“I think that it was well done,” Township Supervisor Mark Reenders said of the program’s results.
After the Disney Way training wrapped up in June, committees were formed to continue the work discussed during the training. Township Community Development Manager Stacey Fedewa, Township Fire/Rescue Chief Tom Gerencer and Andrea Sandoval met multiple times to draft the story, values and Code of Conduct, noted Township Human Resources Supervisor Andrea Dumbrell.
“They also received feedback from the staff,” Drumbrell said of the plan, noting that this feedback was integrated into the final work submitted to the board.
According to the approved values, the township consists of “a team devoted to providing superior customer service while inspiring an atmosphere of integrity, respect and trust. We value open communication, honesty and understanding.”
The Code of Conduct states:
— We live the Golden Rule.
— We act with patience and understanding.
— We create a culture of service in which every person is valued.
— We communicate openly and honestly.
— We lead by example.
— We are open to new ideas and beliefs.
— We work together to keep our community safe and clean.
— We strive to know the answers and seek solutions.

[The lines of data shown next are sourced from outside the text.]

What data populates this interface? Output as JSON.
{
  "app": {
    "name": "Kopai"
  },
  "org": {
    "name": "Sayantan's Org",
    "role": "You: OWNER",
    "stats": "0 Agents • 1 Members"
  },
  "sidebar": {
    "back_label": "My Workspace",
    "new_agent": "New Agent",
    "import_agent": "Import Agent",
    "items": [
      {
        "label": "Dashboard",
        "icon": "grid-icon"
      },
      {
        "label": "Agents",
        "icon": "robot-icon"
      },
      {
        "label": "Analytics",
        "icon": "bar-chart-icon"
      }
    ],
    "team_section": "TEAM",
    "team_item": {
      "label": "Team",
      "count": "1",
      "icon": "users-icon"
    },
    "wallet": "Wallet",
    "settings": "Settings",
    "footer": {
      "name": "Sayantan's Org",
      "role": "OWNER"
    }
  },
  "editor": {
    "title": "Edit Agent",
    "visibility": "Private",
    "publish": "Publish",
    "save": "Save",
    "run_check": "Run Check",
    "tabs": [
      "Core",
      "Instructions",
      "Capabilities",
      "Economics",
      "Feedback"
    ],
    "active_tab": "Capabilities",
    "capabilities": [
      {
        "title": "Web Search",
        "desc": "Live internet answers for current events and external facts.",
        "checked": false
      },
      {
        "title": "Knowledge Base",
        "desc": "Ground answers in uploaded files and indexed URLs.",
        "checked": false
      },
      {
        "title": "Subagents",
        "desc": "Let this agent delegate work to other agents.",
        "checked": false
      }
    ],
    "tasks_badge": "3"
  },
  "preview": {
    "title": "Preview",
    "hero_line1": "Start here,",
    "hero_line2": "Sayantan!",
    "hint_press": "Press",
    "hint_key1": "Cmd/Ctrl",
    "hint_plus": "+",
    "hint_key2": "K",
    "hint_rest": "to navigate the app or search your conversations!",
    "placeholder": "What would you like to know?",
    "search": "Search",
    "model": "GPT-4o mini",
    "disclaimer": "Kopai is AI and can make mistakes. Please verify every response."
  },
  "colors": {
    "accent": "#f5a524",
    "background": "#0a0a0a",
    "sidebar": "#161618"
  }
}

— We celebrate and enjoy our work.
Township Manager Bill Cargo noted that Bill Capodagli, who runs the Disney Way training program, will return to the township Aug. 29 to meet with himself and the Champion Committee, and on Aug. 31 for a follow-up half-day session with all township staff.
The township also on Monday unanimously approved the reinstatement of its reimbursement of employee educational expenses policy based on feedback from the Disney Way training sessions.
“This came up during the Disney training because several employees asked if funding for that (training) could be reinstated,” Dumbrell said.
The township suspended the funding of the policy in 2009 during the Great Recession. The township notes that it was spending on average $7,300 per year to fund the policy.
“From an HR perspective, this will be extremely helpful,” Dumbrell said, noting that it will help in the attraction of people to positions that become open.
Dumbrell noted that the intention is to have the policy’s funding reviewed and approved through the township’s budgeting process.
Per the updated policy, employees must be permanent and full time for at least one year prior to the time the eligible course begins in order to receive reimbursement for it.